◆ Goal of the exercise
Please give the listing again in full, leaving out its images.

◆ Supplied material
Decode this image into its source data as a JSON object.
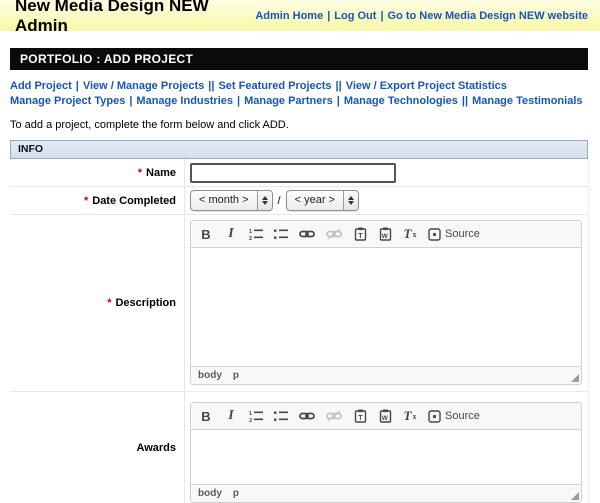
{
  "colors": {
    "link_blue": "#1557b8",
    "header_gradient_top": "#ffffe4",
    "header_gradient_bottom": "#f7f7a8",
    "section_bar_bg": "#0b0b0b",
    "info_bar_bg": "#dbe4f0",
    "info_bar_border": "#9aa9bc",
    "required_red": "#cc0000",
    "editor_chrome": "#f8f8f8",
    "editor_border": "#d1d1d1",
    "toolbar_icon": "#474747"
  },
  "header": {
    "title": "New Media Design NEW Admin",
    "links": [
      {
        "label": "Admin Home"
      },
      {
        "label": "Log Out"
      },
      {
        "label": "Go to New Media Design NEW website"
      }
    ],
    "separator": "|"
  },
  "page": {
    "section_title": "PORTFOLIO : ADD PROJECT",
    "nav_row1": [
      {
        "label": "Add Project",
        "sep": "|"
      },
      {
        "label": "View / Manage Projects",
        "sep": "||"
      },
      {
        "label": "Set Featured Projects",
        "sep": "||"
      },
      {
        "label": "View / Export Project Statistics",
        "sep": ""
      }
    ],
    "nav_row2": [
      {
        "label": "Manage Project Types",
        "sep": "|"
      },
      {
        "label": "Manage Industries",
        "sep": "|"
      },
      {
        "label": "Manage Partners",
        "sep": "|"
      },
      {
        "label": "Manage Technologies",
        "sep": "||"
      },
      {
        "label": "Manage Testimonials",
        "sep": ""
      }
    ],
    "intro": "To add a project, complete the form below and click ADD.",
    "info_header": "INFO"
  },
  "form": {
    "required_marker": "*",
    "name": {
      "label": "Name",
      "value": ""
    },
    "date": {
      "label": "Date Completed",
      "month_value": "< month >",
      "year_value": "< year >",
      "separator": "/"
    },
    "description": {
      "label": "Description"
    },
    "awards": {
      "label": "Awards"
    }
  },
  "editor": {
    "bold_label": "B",
    "italic_label": "I",
    "removeformat_t": "T",
    "removeformat_x": "x",
    "paste_text_letter": "T",
    "paste_word_letter": "W",
    "source_label": "Source",
    "path_body": "body",
    "path_p": "p"
  }
}
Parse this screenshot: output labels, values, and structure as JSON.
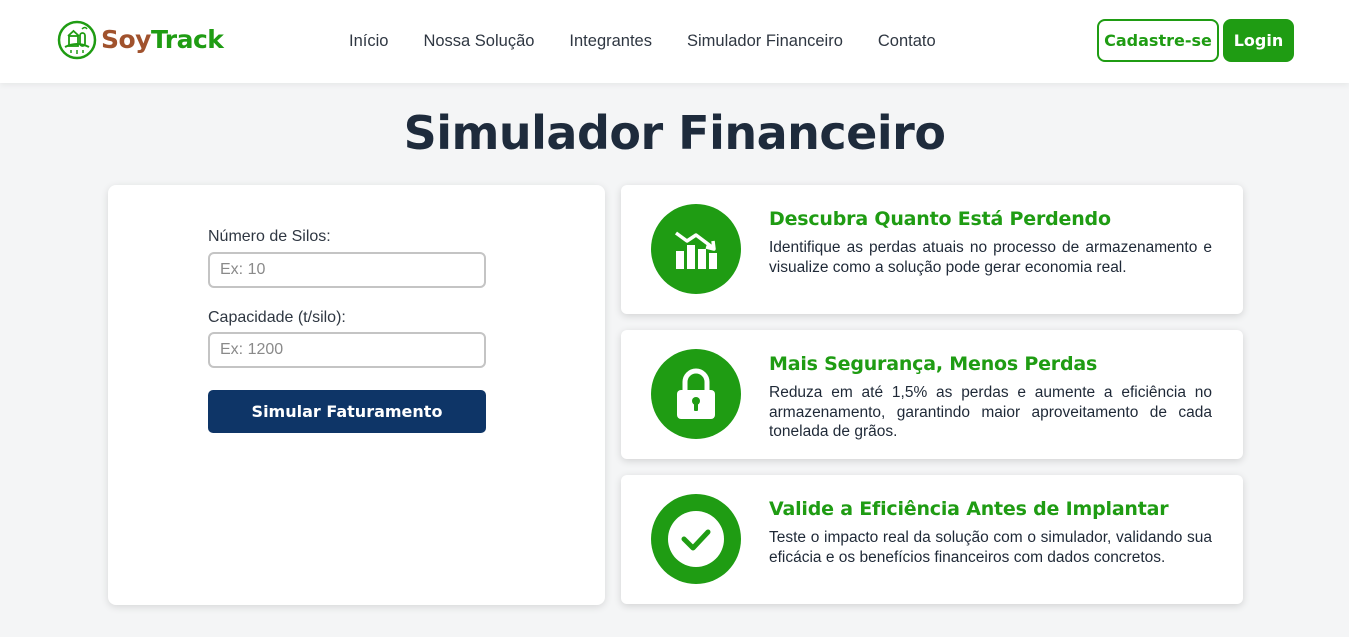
{
  "brand": {
    "soy": "Soy",
    "track": "Track",
    "logo_color": "#1f9c13",
    "soy_color": "#a0522d"
  },
  "nav": {
    "items": [
      "Início",
      "Nossa Solução",
      "Integrantes",
      "Simulador Financeiro",
      "Contato"
    ],
    "signup_label": "Cadastre-se",
    "login_label": "Login"
  },
  "page": {
    "title": "Simulador Financeiro"
  },
  "form": {
    "silos_label": "Número de Silos:",
    "silos_placeholder": "Ex: 10",
    "silos_value": "",
    "capacity_label": "Capacidade (t/silo):",
    "capacity_placeholder": "Ex: 1200",
    "capacity_value": "",
    "submit_label": "Simular Faturamento",
    "submit_color": "#0e3567"
  },
  "features": [
    {
      "icon": "chart-icon",
      "title": "Descubra Quanto Está Perdendo",
      "description": "Identifique as perdas atuais no processo de armazenamento e visualize como a solução pode gerar economia real."
    },
    {
      "icon": "lock-icon",
      "title": "Mais Segurança, Menos Perdas",
      "description": "Reduza em até 1,5% as perdas e aumente a eficiência no armazenamento, garantindo maior aproveitamento de cada tonelada de grãos."
    },
    {
      "icon": "check-circle-icon",
      "title": "Valide a Eficiência Antes de Implantar",
      "description": "Teste o impacto real da solução com o simulador, validando sua eficácia e os benefícios financeiros com dados concretos."
    }
  ],
  "colors": {
    "accent": "#1f9c13",
    "primary_dark": "#0e3567",
    "background": "#f4f5f6"
  }
}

◆ Task result
Decode this image into its source data as a JSON object.
{
  "colors": {
    "link_blue": "#1557b8",
    "header_gradient_top": "#ffffe4",
    "header_gradient_bottom": "#f7f7a8",
    "section_bar_bg": "#0b0b0b",
    "info_bar_bg": "#dbe4f0",
    "info_bar_border": "#9aa9bc",
    "required_red": "#cc0000",
    "editor_chrome": "#f8f8f8",
    "editor_border": "#d1d1d1",
    "toolbar_icon": "#474747"
  },
  "header": {
    "title": "New Media Design NEW Admin",
    "links": [
      {
        "label": "Admin Home"
      },
      {
        "label": "Log Out"
      },
      {
        "label": "Go to New Media Design NEW website"
      }
    ],
    "separator": "|"
  },
  "page": {
    "section_title": "PORTFOLIO : ADD PROJECT",
    "nav_row1": [
      {
        "label": "Add Project",
        "sep": "|"
      },
      {
        "label": "View / Manage Projects",
        "sep": "||"
      },
      {
        "label": "Set Featured Projects",
        "sep": "||"
      },
      {
        "label": "View / Export Project Statistics",
        "sep": ""
      }
    ],
    "nav_row2": [
      {
        "label": "Manage Project Types",
        "sep": "|"
      },
      {
        "label": "Manage Industries",
        "sep": "|"
      },
      {
        "label": "Manage Partners",
        "sep": "|"
      },
      {
        "label": "Manage Technologies",
        "sep": "||"
      },
      {
        "label": "Manage Testimonials",
        "sep": ""
      }
    ],
    "intro": "To add a project, complete the form below and click ADD.",
    "info_header": "INFO"
  },
  "form": {
    "required_marker": "*",
    "name": {
      "label": "Name",
      "value": ""
    },
    "date": {
      "label": "Date Completed",
      "month_value": "< month >",
      "year_value": "< year >",
      "separator": "/"
    },
    "description": {
      "label": "Description"
    },
    "awards": {
      "label": "Awards"
    }
  },
  "editor": {
    "bold_label": "B",
    "italic_label": "I",
    "removeformat_t": "T",
    "removeformat_x": "x",
    "paste_text_letter": "T",
    "paste_word_letter": "W",
    "source_label": "Source",
    "path_body": "body",
    "path_p": "p"
  }
}
Parse this screenshot: output labels, values, and structure as JSON.
{
  "brand": {
    "soy": "Soy",
    "track": "Track",
    "logo_color": "#1f9c13",
    "soy_color": "#a0522d"
  },
  "nav": {
    "items": [
      "Início",
      "Nossa Solução",
      "Integrantes",
      "Simulador Financeiro",
      "Contato"
    ],
    "signup_label": "Cadastre-se",
    "login_label": "Login"
  },
  "page": {
    "title": "Simulador Financeiro"
  },
  "form": {
    "silos_label": "Número de Silos:",
    "silos_placeholder": "Ex: 10",
    "silos_value": "",
    "capacity_label": "Capacidade (t/silo):",
    "capacity_placeholder": "Ex: 1200",
    "capacity_value": "",
    "submit_label": "Simular Faturamento",
    "submit_color": "#0e3567"
  },
  "features": [
    {
      "icon": "chart-icon",
      "title": "Descubra Quanto Está Perdendo",
      "description": "Identifique as perdas atuais no processo de armazenamento e visualize como a solução pode gerar economia real."
    },
    {
      "icon": "lock-icon",
      "title": "Mais Segurança, Menos Perdas",
      "description": "Reduza em até 1,5% as perdas e aumente a eficiência no armazenamento, garantindo maior aproveitamento de cada tonelada de grãos."
    },
    {
      "icon": "check-circle-icon",
      "title": "Valide a Eficiência Antes de Implantar",
      "description": "Teste o impacto real da solução com o simulador, validando sua eficácia e os benefícios financeiros com dados concretos."
    }
  ],
  "colors": {
    "accent": "#1f9c13",
    "primary_dark": "#0e3567",
    "background": "#f4f5f6"
  }
}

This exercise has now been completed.